↓↓↓

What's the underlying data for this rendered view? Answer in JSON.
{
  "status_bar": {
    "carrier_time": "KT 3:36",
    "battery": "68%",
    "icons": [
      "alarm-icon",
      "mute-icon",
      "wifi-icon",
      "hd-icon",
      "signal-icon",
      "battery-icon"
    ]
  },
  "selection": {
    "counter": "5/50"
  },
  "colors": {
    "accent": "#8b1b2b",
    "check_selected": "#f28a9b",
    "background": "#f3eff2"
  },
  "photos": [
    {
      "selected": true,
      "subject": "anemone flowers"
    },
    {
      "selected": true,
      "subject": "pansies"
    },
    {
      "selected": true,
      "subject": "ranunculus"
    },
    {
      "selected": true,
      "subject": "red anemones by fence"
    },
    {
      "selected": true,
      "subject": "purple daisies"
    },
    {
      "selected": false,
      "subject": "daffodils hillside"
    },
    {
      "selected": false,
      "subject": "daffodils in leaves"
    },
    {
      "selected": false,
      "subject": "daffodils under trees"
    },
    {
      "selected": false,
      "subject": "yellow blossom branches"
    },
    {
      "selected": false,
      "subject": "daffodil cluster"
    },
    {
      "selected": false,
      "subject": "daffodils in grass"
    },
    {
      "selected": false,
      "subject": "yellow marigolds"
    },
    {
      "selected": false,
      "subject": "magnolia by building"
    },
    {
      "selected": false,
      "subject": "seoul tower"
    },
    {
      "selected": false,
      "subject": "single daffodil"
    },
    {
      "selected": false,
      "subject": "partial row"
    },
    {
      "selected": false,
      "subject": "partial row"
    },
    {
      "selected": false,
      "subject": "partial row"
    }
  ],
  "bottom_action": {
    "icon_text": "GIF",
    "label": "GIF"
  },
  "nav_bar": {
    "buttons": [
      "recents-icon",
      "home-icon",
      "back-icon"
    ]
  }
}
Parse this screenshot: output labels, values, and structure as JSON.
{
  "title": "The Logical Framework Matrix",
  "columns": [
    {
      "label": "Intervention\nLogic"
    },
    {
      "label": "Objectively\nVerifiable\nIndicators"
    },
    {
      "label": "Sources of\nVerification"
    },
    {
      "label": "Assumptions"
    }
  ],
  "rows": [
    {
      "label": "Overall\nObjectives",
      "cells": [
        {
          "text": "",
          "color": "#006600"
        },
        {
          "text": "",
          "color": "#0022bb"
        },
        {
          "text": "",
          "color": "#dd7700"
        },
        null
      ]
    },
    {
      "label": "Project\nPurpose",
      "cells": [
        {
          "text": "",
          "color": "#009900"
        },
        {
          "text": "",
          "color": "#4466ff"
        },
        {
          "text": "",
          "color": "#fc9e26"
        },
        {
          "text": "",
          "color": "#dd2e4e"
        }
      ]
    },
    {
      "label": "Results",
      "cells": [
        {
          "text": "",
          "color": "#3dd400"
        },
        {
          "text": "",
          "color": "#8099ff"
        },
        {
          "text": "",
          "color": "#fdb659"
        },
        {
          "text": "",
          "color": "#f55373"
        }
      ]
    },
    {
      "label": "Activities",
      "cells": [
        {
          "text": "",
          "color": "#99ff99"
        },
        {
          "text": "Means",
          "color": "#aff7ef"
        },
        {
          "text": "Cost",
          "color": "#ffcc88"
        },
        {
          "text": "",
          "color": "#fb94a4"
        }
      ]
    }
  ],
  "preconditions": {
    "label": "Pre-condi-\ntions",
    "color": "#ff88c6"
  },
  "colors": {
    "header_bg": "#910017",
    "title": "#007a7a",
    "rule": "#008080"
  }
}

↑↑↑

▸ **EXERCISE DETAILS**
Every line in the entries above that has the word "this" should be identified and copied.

▸ **RESULT OF THE TASK**
What's the underlying data for this rendered view? Answer in JSON.
Parse this screenshot: output labels, values, and structure as JSON.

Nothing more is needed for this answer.